**Directions**. Each record must be reproduced exactly as it is shown.

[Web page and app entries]

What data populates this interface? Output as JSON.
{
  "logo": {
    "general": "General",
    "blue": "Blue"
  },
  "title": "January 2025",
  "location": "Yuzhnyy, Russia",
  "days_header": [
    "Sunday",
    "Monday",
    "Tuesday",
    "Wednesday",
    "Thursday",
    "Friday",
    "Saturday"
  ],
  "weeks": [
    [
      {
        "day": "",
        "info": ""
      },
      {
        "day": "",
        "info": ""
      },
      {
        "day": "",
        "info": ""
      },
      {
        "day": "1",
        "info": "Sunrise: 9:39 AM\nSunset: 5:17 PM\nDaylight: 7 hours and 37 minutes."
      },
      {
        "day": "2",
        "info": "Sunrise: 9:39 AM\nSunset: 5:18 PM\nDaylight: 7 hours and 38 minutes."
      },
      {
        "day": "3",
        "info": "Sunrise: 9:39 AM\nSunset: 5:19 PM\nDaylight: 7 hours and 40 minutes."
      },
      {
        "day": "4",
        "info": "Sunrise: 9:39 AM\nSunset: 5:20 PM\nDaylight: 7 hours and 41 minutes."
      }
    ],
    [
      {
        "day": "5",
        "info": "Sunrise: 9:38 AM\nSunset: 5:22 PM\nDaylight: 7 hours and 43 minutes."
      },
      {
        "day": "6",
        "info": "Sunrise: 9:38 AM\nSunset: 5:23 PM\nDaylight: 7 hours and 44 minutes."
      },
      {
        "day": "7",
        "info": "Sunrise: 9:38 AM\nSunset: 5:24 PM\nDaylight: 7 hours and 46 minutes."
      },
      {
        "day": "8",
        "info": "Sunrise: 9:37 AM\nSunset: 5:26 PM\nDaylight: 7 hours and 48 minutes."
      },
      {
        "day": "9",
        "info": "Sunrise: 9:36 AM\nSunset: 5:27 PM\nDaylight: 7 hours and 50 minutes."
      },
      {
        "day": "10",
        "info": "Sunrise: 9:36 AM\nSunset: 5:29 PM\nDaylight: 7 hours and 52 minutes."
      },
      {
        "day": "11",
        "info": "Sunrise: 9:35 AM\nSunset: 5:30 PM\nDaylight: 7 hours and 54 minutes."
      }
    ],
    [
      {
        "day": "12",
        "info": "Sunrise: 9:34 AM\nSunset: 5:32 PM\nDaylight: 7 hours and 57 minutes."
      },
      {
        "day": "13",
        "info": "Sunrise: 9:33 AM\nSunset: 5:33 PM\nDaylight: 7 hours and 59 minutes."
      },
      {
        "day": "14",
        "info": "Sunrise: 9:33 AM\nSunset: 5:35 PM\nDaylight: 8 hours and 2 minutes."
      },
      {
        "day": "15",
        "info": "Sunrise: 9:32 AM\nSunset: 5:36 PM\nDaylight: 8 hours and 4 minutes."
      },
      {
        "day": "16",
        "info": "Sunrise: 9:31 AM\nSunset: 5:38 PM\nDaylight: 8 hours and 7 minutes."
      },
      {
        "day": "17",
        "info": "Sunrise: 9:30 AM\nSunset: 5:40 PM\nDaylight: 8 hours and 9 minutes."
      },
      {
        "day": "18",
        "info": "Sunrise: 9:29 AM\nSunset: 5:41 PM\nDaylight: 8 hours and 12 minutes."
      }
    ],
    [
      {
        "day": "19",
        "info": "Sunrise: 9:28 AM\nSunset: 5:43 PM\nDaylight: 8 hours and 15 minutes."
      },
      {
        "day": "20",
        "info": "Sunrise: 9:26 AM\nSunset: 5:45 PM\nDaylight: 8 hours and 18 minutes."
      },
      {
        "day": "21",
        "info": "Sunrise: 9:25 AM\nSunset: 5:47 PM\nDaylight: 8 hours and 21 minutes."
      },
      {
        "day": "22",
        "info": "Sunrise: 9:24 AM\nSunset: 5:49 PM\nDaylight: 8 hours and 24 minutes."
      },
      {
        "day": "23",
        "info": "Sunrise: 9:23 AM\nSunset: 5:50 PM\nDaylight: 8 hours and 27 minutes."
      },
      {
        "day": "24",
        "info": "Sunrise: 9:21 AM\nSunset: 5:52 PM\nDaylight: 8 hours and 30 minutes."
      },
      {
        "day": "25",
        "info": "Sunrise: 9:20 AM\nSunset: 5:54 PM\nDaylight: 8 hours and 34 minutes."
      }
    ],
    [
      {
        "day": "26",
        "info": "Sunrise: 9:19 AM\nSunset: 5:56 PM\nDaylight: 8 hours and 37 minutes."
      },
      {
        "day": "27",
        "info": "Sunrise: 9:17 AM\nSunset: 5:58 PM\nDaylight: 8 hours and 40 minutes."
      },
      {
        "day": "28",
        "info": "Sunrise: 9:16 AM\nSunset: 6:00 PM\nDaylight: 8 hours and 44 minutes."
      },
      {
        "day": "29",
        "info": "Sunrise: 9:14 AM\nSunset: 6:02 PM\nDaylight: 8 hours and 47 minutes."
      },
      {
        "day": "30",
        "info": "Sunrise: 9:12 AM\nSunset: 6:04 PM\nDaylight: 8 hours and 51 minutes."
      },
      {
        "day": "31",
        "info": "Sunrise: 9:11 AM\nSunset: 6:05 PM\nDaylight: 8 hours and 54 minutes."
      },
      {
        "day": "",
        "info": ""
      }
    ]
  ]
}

**Expected answer**.
What data populates this interface? Output as JSON.
{
  "logo": {
    "general": "General",
    "blue": "Blue"
  },
  "title": "January 2025",
  "location": "Yuzhnyy, Russia",
  "days_header": [
    "Sunday",
    "Monday",
    "Tuesday",
    "Wednesday",
    "Thursday",
    "Friday",
    "Saturday"
  ],
  "weeks": [
    [
      {
        "day": "",
        "info": ""
      },
      {
        "day": "",
        "info": ""
      },
      {
        "day": "",
        "info": ""
      },
      {
        "day": "1",
        "info": "Sunrise: 9:39 AM\nSunset: 5:17 PM\nDaylight: 7 hours and 37 minutes."
      },
      {
        "day": "2",
        "info": "Sunrise: 9:39 AM\nSunset: 5:18 PM\nDaylight: 7 hours and 38 minutes."
      },
      {
        "day": "3",
        "info": "Sunrise: 9:39 AM\nSunset: 5:19 PM\nDaylight: 7 hours and 40 minutes."
      },
      {
        "day": "4",
        "info": "Sunrise: 9:39 AM\nSunset: 5:20 PM\nDaylight: 7 hours and 41 minutes."
      }
    ],
    [
      {
        "day": "5",
        "info": "Sunrise: 9:38 AM\nSunset: 5:22 PM\nDaylight: 7 hours and 43 minutes."
      },
      {
        "day": "6",
        "info": "Sunrise: 9:38 AM\nSunset: 5:23 PM\nDaylight: 7 hours and 44 minutes."
      },
      {
        "day": "7",
        "info": "Sunrise: 9:38 AM\nSunset: 5:24 PM\nDaylight: 7 hours and 46 minutes."
      },
      {
        "day": "8",
        "info": "Sunrise: 9:37 AM\nSunset: 5:26 PM\nDaylight: 7 hours and 48 minutes."
      },
      {
        "day": "9",
        "info": "Sunrise: 9:36 AM\nSunset: 5:27 PM\nDaylight: 7 hours and 50 minutes."
      },
      {
        "day": "10",
        "info": "Sunrise: 9:36 AM\nSunset: 5:29 PM\nDaylight: 7 hours and 52 minutes."
      },
      {
        "day": "11",
        "info": "Sunrise: 9:35 AM\nSunset: 5:30 PM\nDaylight: 7 hours and 54 minutes."
      }
    ],
    [
      {
        "day": "12",
        "info": "Sunrise: 9:34 AM\nSunset: 5:32 PM\nDaylight: 7 hours and 57 minutes."
      },
      {
        "day": "13",
        "info": "Sunrise: 9:33 AM\nSunset: 5:33 PM\nDaylight: 7 hours and 59 minutes."
      },
      {
        "day": "14",
        "info": "Sunrise: 9:33 AM\nSunset: 5:35 PM\nDaylight: 8 hours and 2 minutes."
      },
      {
        "day": "15",
        "info": "Sunrise: 9:32 AM\nSunset: 5:36 PM\nDaylight: 8 hours and 4 minutes."
      },
      {
        "day": "16",
        "info": "Sunrise: 9:31 AM\nSunset: 5:38 PM\nDaylight: 8 hours and 7 minutes."
      },
      {
        "day": "17",
        "info": "Sunrise: 9:30 AM\nSunset: 5:40 PM\nDaylight: 8 hours and 9 minutes."
      },
      {
        "day": "18",
        "info": "Sunrise: 9:29 AM\nSunset: 5:41 PM\nDaylight: 8 hours and 12 minutes."
      }
    ],
    [
      {
        "day": "19",
        "info": "Sunrise: 9:28 AM\nSunset: 5:43 PM\nDaylight: 8 hours and 15 minutes."
      },
      {
        "day": "20",
        "info": "Sunrise: 9:26 AM\nSunset: 5:45 PM\nDaylight: 8 hours and 18 minutes."
      },
      {
        "day": "21",
        "info": "Sunrise: 9:25 AM\nSunset: 5:47 PM\nDaylight: 8 hours and 21 minutes."
      },
      {
        "day": "22",
        "info": "Sunrise: 9:24 AM\nSunset: 5:49 PM\nDaylight: 8 hours and 24 minutes."
      },
      {
        "day": "23",
        "info": "Sunrise: 9:23 AM\nSunset: 5:50 PM\nDaylight: 8 hours and 27 minutes."
      },
      {
        "day": "24",
        "info": "Sunrise: 9:21 AM\nSunset: 5:52 PM\nDaylight: 8 hours and 30 minutes."
      },
      {
        "day": "25",
        "info": "Sunrise: 9:20 AM\nSunset: 5:54 PM\nDaylight: 8 hours and 34 minutes."
      }
    ],
    [
      {
        "day": "26",
        "info": "Sunrise: 9:19 AM\nSunset: 5:56 PM\nDaylight: 8 hours and 37 minutes."
      },
      {
        "day": "27",
        "info": "Sunrise: 9:17 AM\nSunset: 5:58 PM\nDaylight: 8 hours and 40 minutes."
      },
      {
        "day": "28",
        "info": "Sunrise: 9:16 AM\nSunset: 6:00 PM\nDaylight: 8 hours and 44 minutes."
      },
      {
        "day": "29",
        "info": "Sunrise: 9:14 AM\nSunset: 6:02 PM\nDaylight: 8 hours and 47 minutes."
      },
      {
        "day": "30",
        "info": "Sunrise: 9:12 AM\nSunset: 6:04 PM\nDaylight: 8 hours and 51 minutes."
      },
      {
        "day": "31",
        "info": "Sunrise: 9:11 AM\nSunset: 6:05 PM\nDaylight: 8 hours and 54 minutes."
      },
      {
        "day": "",
        "info": ""
      }
    ]
  ]
}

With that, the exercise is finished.